But there’s transferability here. And this is how we are still able to offer funeral services which allow mourners to feel connected to one another, whether they’re all attending, nobody is attending, or some combination of attending in-person and attending virtually.
My suggestions when asked about how to create connection where it’s lacking were as follows:
- Encourage attendees to dress for the occasion – many people have justifiably sought comfort when remaining at home, but there are times when it’s important to wear suitable clothing too. The days of always wearing our Sunday best for funerals are long gone, but that doesn’t mean to say that we should remain in our leggings or pyjamas either. It’s still appropriate to suggest a dress code for remote participants, which could be as simple as communicating the Deceased person’s favourite colour (and hey, if that happens to be silver glitter, I do have a pair of appropriate leggings…)
- Offer those who can’t attend the opportunity to suggest songs or readings when planning the service – depending on the technology available, they may even be able to submit their own contribution
- Position photos in the venue – I’ve mainly seen this happen for weddings, but it’s possible for funerals too. The photos don’t need to be ornately framed or large, but if you are able to take physical photos or print outs to the service venue, they can be positioned on seats as though the guests were occupying them
- Let the guests know what kind of flowers the Deceased person liked, if any – they may choose to purchase some to enjoy in their own home, and have them ready for the funeral service
- Distribute orders of service remotely – prior to our Online Remembrance Service in December, we sent out physical copies of the Order of Service, so that viewers still knew what was coming up, and could sing along to the songs
- Share your online tribute page – ours have the facility to upload photos and messages to a Tribute Garden, as well as make donations to charity in memory of the person who has died
I’m pleased to say that the students finished the session full of enthusiasm and ideas. I concluded by wishing them the best of luck with the remainder of their studies, and I’m hoping that perhaps some of them will even have been inspired to join us in the industry – their creativity and digital experience would be welcomed with open arms.
Tel: 01403 254590

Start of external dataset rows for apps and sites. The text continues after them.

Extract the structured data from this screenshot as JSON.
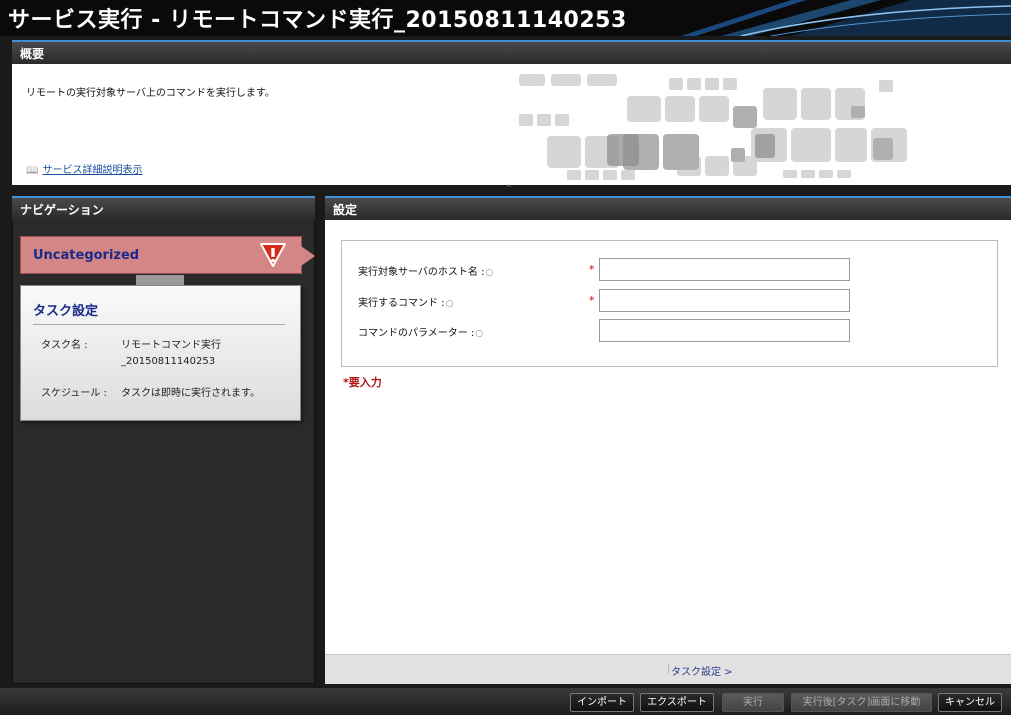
{
  "window": {
    "title": "サービス実行 - リモートコマンド実行_20150811140253"
  },
  "overview": {
    "header": "概要",
    "description": "リモートの実行対象サーバ上のコマンドを実行します。",
    "detail_link": "サービス詳細説明表示"
  },
  "navigation": {
    "header": "ナビゲーション",
    "category": "Uncategorized",
    "task_card": {
      "title": "タスク設定",
      "task_name_label": "タスク名 :",
      "task_name_line1": "リモートコマンド実行",
      "task_name_line2": "_20150811140253",
      "schedule_label": "スケジュール :",
      "schedule_value": "タスクは即時に実行されます。"
    }
  },
  "settings": {
    "header": "設定",
    "fields": [
      {
        "label": "実行対象サーバのホスト名 :",
        "required": true,
        "value": ""
      },
      {
        "label": "実行するコマンド :",
        "required": true,
        "value": ""
      },
      {
        "label": "コマンドのパラメーター :",
        "required": false,
        "value": ""
      }
    ],
    "required_mark": "*",
    "required_note": "*要入力",
    "footer_nav": "タスク設定 >"
  },
  "toolbar": {
    "import": "インポート",
    "export": "エクスポート",
    "run": "実行",
    "run_and_go": "実行後[タスク]画面に移動",
    "cancel": "キャンセル"
  },
  "colors": {
    "accent": "#3d8fd6",
    "category_bg": "#d48585",
    "link": "#1a4fa0",
    "required": "#cc0000"
  }
}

If you have an urgent query, please call 01403 254590. This number is answered by one our staff 24 hours a day, 7 days a week. This is the quickest way to reach us.
Tel: 01403 785133
25 & 27 Brighton Road
Tel: 01293 540000
126 High Street
Tel: 01273 831497